Exact copies of all the records below should be returned.

:: AVAILABLE DATA ::

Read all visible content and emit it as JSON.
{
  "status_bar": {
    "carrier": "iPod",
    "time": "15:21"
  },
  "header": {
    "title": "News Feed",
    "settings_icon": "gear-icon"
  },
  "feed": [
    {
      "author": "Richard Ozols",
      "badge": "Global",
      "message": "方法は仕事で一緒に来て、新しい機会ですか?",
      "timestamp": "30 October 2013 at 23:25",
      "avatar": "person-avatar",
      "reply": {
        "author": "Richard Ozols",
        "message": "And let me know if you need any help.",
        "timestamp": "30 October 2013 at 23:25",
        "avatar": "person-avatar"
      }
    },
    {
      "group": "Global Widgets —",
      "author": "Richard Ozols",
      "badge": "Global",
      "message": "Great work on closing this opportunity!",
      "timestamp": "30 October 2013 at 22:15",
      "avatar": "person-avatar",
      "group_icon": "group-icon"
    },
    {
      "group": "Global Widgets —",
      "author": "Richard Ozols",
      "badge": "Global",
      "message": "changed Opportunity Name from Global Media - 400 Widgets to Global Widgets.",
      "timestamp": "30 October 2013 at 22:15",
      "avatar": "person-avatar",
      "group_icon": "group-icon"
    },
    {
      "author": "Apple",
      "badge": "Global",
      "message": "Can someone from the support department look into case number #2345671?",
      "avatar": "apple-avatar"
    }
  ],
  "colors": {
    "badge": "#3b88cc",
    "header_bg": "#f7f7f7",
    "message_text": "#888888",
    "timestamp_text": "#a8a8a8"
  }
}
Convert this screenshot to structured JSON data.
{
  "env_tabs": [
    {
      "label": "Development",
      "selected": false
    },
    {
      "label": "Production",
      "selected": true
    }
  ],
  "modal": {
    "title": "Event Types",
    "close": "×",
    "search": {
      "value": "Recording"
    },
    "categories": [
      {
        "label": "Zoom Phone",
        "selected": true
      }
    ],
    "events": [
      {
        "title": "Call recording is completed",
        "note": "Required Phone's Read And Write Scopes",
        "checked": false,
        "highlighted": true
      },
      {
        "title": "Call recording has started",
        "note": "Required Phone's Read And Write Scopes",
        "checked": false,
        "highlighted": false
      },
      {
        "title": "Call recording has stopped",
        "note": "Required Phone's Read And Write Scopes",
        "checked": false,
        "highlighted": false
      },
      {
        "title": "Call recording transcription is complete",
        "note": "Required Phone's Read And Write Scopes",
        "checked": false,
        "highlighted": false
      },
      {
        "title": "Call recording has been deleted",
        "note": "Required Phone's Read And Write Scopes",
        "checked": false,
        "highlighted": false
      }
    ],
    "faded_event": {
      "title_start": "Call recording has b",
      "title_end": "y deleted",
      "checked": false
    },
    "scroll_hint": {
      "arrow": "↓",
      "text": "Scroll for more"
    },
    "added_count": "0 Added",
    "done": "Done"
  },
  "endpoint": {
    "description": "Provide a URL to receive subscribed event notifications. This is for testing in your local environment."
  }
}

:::

- [TASK RESPONSE]:
Read all visible content and emit it as JSON.
{
  "status_bar": {
    "carrier": "iPod",
    "time": "15:21"
  },
  "header": {
    "title": "News Feed",
    "settings_icon": "gear-icon"
  },
  "feed": [
    {
      "author": "Richard Ozols",
      "badge": "Global",
      "message": "方法は仕事で一緒に来て、新しい機会ですか?",
      "timestamp": "30 October 2013 at 23:25",
      "avatar": "person-avatar",
      "reply": {
        "author": "Richard Ozols",
        "message": "And let me know if you need any help.",
        "timestamp": "30 October 2013 at 23:25",
        "avatar": "person-avatar"
      }
    },
    {
      "group": "Global Widgets —",
      "author": "Richard Ozols",
      "badge": "Global",
      "message": "Great work on closing this opportunity!",
      "timestamp": "30 October 2013 at 22:15",
      "avatar": "person-avatar",
      "group_icon": "group-icon"
    },
    {
      "group": "Global Widgets —",
      "author": "Richard Ozols",
      "badge": "Global",
      "message": "changed Opportunity Name from Global Media - 400 Widgets to Global Widgets.",
      "timestamp": "30 October 2013 at 22:15",
      "avatar": "person-avatar",
      "group_icon": "group-icon"
    },
    {
      "author": "Apple",
      "badge": "Global",
      "message": "Can someone from the support department look into case number #2345671?",
      "avatar": "apple-avatar"
    }
  ],
  "colors": {
    "badge": "#3b88cc",
    "header_bg": "#f7f7f7",
    "message_text": "#888888",
    "timestamp_text": "#a8a8a8"
  }
}
Convert this screenshot to structured JSON data.
{
  "env_tabs": [
    {
      "label": "Development",
      "selected": false
    },
    {
      "label": "Production",
      "selected": true
    }
  ],
  "modal": {
    "title": "Event Types",
    "close": "×",
    "search": {
      "value": "Recording"
    },
    "categories": [
      {
        "label": "Zoom Phone",
        "selected": true
      }
    ],
    "events": [
      {
        "title": "Call recording is completed",
        "note": "Required Phone's Read And Write Scopes",
        "checked": false,
        "highlighted": true
      },
      {
        "title": "Call recording has started",
        "note": "Required Phone's Read And Write Scopes",
        "checked": false,
        "highlighted": false
      },
      {
        "title": "Call recording has stopped",
        "note": "Required Phone's Read And Write Scopes",
        "checked": false,
        "highlighted": false
      },
      {
        "title": "Call recording transcription is complete",
        "note": "Required Phone's Read And Write Scopes",
        "checked": false,
        "highlighted": false
      },
      {
        "title": "Call recording has been deleted",
        "note": "Required Phone's Read And Write Scopes",
        "checked": false,
        "highlighted": false
      }
    ],
    "faded_event": {
      "title_start": "Call recording has b",
      "title_end": "y deleted",
      "checked": false
    },
    "scroll_hint": {
      "arrow": "↓",
      "text": "Scroll for more"
    },
    "added_count": "0 Added",
    "done": "Done"
  },
  "endpoint": {
    "description": "Provide a URL to receive subscribed event notifications. This is for testing in your local environment."
  }
}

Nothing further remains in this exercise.